The views of the dunes and the surrounding landscape, though, were beyond compare. No matter where you looked, all you could see were these giants mountains of sand, with no civilisation for as far as my eyes could reach. My visit took place as the sunset was approaching, which turned the sand into a vivid red sea in a fascinating spectacle of nature.
Right when I was feeling that I had been riding the camel forever without any destination, I finally came into view with the bedouin camp in the distance, where we would spend the night.
We were received by the friendly Berber bedouins with a traditional tea while they showed us our tents. Many of them had a bathroom and shower inside, but for those without, there were shared bathrooms right outside.

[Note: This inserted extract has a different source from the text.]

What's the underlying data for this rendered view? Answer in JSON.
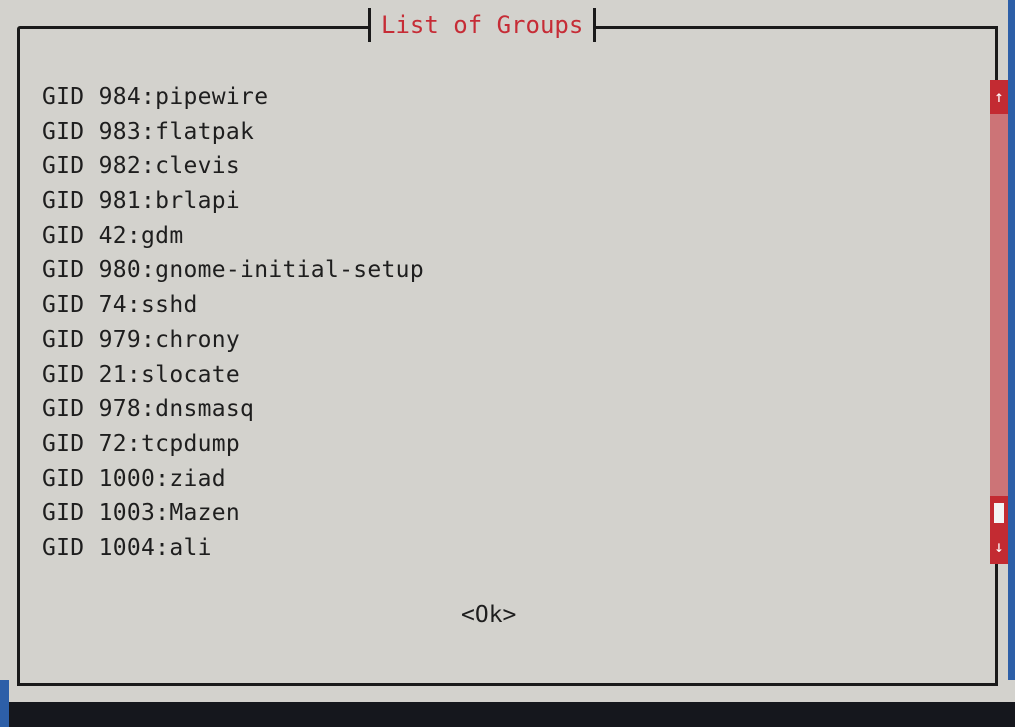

The facilities were incredible, considering that we were in the middle of the desert!
After some free time to go sandboarding in the dunes, we were presented with a very copious dinner. They had prepared for us the traditional tajine, but this one was very different from what I had tried before in Marrakech. Contrary to most restaurants, that prepare the dish in just a few minutes, the bedouins they had been cooking the tajine for almost a day. Although quite modest, it was one of the best dinners that I had during my visit.
We spent the rest of the night getting to know the beduins, who played and sang their traditional music for us. A big party formed very soon, which went well into the night. Although the experience couldn’t match the unforgettable night that I spent with the bedouins in Jordan, spending the night in the Sahara desert will be a memory that I’ll keep forever.
Next day we had planned to wake up to see the sunrise over the dunes, but unfortunately, the sky was so cloudy that we didn’t even bother waking up early.
After having breakfast with the bedouins, we started our way back to Marrakech. We had to drive in one day the same distance that we had driven during our 2-day trip! This took almost the entire day, reaching Marrakech late in the evening. We only had some time to rest before flying back home the next day early in the morning.
After having visited the north of Morocco a few years before, this trip to Marrakech and the desert was quite different. Marrakech is clearly a more touristic city when compared to Tangier, Tetouan or even Fes, but a visit to the Red City that includes a trip to the Sahara desert is an unforgettable experience that should be inn everyone’s bucket list!
All opinions are my own.